The SCNA board has taken the unusual step of endorsing a statewide initiative on the general election ballot, Proposition 16. It would repeal Proposition 209 from 1996 and allow state and local governments to consider race, sex, color, ethnicity or national origin in taking affirmative action to address historical discrimination.
“That discrimination was pervasive and included segregation of our local neighborhoods,” the board said in its Oct. 7 resolution urging a “yes” vote.
“It led to economic and social disadvantage for people of color that has endured until the present. Proposition 16 will allow state and local government to act to redress this inequity.”
The adoption of the resolution is the latest in a series of steps by SCNA to advance racial justice in response to the killing in May of George Floyd in Minneapolis as well as police killings of other people of color.
In June, the board issued a statement of solidarity with “those who have marched and who will march in protest peaceably in support of an end to racial injustice and inequity.” SCNA pledged then to demand “greater focus and progress on the substantive changes that are badly needed in our social and civic structures to achieve real and tangible equity and justice for all.”
That statement led to the formation of SCNA’s Ad Hoc Committee for Racial Justice, which has studied a number of suggestions to increase knowledge about racial injustice and for action to help make change toward social equity and racial inclusion.
The ad hoc committee hosted a two-part webinar discussion. The first session, on Sept. 24, related the history of racial segregation in our neighborhood, in part through the experiences of neighbor Ginger Rutland’s family in trying to pursue the “American Dream” of home ownership in the face of racism. It also examined the results of segregation, specifically the enduring economic and social disadvantages for people of color that result from excluding them from the engine of American middle-class wealth generation, ownership of high-quality homes.
The second webinar session, on Oct. 1, examined implicit racial bias. It was led by our neighbor, psychology professor Alison Ledgerwood.
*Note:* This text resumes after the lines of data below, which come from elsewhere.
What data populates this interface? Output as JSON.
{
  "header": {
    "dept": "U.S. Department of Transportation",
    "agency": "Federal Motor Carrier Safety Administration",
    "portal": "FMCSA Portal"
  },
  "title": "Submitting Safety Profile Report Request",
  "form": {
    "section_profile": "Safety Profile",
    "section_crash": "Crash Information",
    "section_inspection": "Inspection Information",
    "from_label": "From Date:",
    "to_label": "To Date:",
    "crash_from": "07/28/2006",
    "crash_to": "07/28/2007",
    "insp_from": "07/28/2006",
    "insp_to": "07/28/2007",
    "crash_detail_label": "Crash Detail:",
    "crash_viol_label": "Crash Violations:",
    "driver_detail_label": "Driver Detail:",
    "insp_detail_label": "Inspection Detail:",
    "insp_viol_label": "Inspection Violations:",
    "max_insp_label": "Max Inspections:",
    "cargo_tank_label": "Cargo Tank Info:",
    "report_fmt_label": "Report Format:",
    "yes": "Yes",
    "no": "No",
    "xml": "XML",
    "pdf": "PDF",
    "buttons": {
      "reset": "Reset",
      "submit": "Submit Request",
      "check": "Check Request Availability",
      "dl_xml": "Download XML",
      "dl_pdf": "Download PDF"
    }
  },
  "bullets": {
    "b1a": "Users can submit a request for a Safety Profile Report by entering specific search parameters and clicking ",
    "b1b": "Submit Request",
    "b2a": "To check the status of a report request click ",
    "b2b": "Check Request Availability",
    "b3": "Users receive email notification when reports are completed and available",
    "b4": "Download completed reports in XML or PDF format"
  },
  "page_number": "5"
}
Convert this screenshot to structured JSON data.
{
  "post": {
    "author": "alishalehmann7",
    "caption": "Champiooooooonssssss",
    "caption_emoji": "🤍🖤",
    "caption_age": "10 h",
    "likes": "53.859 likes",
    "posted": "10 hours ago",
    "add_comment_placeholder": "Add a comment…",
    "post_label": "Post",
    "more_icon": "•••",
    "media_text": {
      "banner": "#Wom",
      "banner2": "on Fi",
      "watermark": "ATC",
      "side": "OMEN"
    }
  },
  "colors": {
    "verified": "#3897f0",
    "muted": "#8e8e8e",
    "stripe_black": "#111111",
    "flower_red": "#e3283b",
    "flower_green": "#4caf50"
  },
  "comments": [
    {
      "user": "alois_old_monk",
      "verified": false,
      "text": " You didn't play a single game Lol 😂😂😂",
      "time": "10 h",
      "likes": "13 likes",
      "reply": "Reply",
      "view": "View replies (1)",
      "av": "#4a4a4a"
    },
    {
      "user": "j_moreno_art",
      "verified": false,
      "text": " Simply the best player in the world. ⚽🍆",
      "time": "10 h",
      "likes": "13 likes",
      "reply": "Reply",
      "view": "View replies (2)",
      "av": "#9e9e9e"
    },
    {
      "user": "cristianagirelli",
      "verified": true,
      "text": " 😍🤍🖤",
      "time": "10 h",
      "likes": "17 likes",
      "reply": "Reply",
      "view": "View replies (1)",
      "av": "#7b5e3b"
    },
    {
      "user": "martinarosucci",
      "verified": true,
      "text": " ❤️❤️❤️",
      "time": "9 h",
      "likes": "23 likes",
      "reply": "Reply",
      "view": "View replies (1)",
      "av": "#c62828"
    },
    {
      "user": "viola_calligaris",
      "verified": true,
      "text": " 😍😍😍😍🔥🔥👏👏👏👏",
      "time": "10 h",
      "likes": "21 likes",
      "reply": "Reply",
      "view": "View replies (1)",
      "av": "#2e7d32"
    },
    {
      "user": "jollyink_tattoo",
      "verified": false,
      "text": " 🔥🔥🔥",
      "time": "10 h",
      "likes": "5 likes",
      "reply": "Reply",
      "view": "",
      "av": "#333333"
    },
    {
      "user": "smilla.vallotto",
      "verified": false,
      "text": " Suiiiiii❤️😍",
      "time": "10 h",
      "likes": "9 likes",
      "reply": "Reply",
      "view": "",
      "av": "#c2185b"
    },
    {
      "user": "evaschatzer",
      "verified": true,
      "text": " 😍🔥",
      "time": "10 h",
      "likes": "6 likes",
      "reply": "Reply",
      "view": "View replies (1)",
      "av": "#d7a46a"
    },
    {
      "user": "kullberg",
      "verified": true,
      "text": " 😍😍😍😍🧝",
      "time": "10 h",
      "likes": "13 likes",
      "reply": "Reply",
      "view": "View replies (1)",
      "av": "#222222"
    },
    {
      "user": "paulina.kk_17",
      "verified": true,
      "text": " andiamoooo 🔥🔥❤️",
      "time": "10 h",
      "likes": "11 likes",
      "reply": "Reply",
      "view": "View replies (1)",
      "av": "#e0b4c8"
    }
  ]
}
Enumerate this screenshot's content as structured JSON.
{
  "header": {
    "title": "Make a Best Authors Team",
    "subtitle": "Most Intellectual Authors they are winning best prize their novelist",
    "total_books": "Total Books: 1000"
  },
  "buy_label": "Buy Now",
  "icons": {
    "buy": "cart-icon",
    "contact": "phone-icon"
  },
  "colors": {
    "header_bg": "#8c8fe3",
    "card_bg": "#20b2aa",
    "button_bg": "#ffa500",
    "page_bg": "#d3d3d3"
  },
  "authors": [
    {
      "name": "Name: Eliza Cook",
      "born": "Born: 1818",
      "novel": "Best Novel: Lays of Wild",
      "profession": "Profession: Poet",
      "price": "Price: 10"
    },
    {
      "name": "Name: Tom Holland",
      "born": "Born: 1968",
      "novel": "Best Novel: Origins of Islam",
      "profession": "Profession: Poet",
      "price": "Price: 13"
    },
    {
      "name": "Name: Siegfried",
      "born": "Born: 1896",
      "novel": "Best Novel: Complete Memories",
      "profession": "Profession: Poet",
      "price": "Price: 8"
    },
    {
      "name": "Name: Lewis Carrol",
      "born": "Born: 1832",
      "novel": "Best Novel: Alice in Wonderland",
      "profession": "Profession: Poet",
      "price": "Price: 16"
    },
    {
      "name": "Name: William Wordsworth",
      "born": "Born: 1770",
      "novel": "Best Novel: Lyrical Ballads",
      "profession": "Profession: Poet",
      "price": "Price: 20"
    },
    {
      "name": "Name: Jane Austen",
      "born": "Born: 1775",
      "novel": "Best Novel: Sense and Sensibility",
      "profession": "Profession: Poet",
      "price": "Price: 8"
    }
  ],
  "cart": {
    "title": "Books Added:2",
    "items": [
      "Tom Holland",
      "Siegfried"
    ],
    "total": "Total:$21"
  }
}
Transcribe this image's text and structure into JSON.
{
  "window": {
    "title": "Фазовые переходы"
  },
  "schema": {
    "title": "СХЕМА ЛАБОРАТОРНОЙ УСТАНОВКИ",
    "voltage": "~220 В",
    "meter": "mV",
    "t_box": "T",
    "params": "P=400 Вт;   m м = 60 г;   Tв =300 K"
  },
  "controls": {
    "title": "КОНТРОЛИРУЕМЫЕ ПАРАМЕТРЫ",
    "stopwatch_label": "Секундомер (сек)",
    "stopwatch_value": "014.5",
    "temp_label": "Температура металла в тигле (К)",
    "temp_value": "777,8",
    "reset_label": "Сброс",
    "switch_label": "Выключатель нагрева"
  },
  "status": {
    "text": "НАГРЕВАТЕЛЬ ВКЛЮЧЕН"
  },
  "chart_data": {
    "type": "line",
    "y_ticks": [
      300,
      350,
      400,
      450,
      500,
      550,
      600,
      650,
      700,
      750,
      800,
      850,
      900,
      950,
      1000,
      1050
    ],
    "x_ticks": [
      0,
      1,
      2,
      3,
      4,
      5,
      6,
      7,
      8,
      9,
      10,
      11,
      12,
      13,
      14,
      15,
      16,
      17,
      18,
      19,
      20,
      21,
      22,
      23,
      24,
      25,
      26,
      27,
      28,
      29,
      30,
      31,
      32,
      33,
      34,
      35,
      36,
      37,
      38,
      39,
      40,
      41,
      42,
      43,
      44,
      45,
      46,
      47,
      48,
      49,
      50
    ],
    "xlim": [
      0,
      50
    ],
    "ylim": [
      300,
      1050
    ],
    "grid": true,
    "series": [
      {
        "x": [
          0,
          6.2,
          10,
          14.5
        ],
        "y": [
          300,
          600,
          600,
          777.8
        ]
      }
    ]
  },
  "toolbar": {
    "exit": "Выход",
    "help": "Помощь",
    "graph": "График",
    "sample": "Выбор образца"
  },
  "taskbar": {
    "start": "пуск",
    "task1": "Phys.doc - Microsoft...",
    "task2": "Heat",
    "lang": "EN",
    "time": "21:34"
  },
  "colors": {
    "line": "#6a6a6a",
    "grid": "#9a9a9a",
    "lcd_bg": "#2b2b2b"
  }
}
She pointed out that many of us benefit from a system of racial segregation, even if we do not intend to. She suggested it is inappropriate to remain passive in that context. Instead, she said we need to examine what we can actively do to remedy the continuing effects of a racist system – by our own actions and through the organizations and networks to which we belong.
Members of the Ad Hoc Committee for Racial Justice asked the SCNA board to adopt a resolution supporting a “yes” vote on Proposition 16. After discussing the history and the extraordinary gravity of the issue to the peace and wellbeing of our society, the SCNA board agreed.